It’s 2009. Can’t we have men and women working in the same job earn the same wage?

At the beginning of this Congress, the House of Representatives overwhelmingly passed the Paycheck Fairness Act, a bill designed to finally secure equal pay for equal work for all Americans. But three months later, there is still silence from the Senate.

Congress quickly enacted the Lilly Ledbetter Fair Pay Act, a law preserving remedies for victims of wage discrimination. The Ledbetter law restores employees’ right to have their day in court to fight pay disparities – a right that had been virtually taken away after a Supreme Court decision in Ledbetter v. Goodyear Tire & Rubber Co. But why should women have to FIGHT for the pay they deserve?

So here comes “Equal Pay Day 2009.”

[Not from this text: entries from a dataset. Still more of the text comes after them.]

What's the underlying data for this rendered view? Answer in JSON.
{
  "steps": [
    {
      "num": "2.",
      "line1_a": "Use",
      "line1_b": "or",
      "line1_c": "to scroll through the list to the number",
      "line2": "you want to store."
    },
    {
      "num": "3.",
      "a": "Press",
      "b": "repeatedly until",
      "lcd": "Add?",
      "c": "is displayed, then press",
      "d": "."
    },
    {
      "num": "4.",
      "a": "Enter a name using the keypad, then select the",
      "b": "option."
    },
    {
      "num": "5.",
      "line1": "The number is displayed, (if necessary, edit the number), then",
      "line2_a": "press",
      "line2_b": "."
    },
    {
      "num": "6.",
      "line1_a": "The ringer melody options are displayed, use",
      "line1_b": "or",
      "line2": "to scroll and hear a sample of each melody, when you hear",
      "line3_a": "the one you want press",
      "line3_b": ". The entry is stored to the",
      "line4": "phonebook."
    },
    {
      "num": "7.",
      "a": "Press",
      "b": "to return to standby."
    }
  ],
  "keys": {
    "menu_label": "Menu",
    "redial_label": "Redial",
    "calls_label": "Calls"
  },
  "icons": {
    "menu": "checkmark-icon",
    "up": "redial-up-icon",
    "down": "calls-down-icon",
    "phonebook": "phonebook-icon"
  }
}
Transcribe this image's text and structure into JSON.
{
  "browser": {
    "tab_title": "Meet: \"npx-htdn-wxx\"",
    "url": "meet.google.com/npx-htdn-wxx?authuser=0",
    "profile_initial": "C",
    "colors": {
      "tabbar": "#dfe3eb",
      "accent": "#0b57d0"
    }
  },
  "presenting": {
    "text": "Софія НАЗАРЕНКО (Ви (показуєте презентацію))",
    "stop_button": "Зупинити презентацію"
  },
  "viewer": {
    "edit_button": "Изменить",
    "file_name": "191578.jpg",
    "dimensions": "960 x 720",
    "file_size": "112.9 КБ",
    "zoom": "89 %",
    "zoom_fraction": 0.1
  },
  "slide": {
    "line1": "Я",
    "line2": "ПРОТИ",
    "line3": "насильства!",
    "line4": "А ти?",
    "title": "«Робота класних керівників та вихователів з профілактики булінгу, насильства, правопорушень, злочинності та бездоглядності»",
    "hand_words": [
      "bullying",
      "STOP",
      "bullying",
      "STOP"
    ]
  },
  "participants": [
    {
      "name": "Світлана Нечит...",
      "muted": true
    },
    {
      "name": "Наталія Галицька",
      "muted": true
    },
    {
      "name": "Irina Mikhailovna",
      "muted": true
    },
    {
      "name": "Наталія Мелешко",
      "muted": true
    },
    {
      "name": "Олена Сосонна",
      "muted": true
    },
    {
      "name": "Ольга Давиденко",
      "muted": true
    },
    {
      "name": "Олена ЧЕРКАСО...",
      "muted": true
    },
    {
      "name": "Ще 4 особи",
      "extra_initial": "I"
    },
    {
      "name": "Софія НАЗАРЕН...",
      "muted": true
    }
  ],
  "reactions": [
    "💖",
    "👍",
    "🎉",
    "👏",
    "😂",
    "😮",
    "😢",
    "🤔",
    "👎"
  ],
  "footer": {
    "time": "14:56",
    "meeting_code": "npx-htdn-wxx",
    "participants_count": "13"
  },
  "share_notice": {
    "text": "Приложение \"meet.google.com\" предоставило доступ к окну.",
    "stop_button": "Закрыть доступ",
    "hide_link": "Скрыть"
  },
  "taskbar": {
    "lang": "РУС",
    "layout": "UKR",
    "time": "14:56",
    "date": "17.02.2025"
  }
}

The Paycheck Fairness Act that would give employees the tools they need to challenge the wage gap itself. On average, it took a woman all of 2008 and almost four more months into 2009 – until April 28, 2009 – to earn the same amount that a man earned in 2008 alone.

According to the U.S. Census Bureau, women who work full time still earn, on average, 78 cents for every dollar men earn. For African-American women and Latinas, the numbers are even worse.

At the current rate of “progress,” it could take decades before women reach equal pay and achieve the end of Equal Pay Day, if nothing is done.

Economist Evelyn Murphy estimates that chronic wage discrimination will deprive a woman of between $700,000 and $2 million over a career. This figure grows when the loss of pension and social security benefits is included.

For the sake of our families’ economic security, it is time for lawmakers to take the next step and erase this ‘celebration’ from next year’s calendar.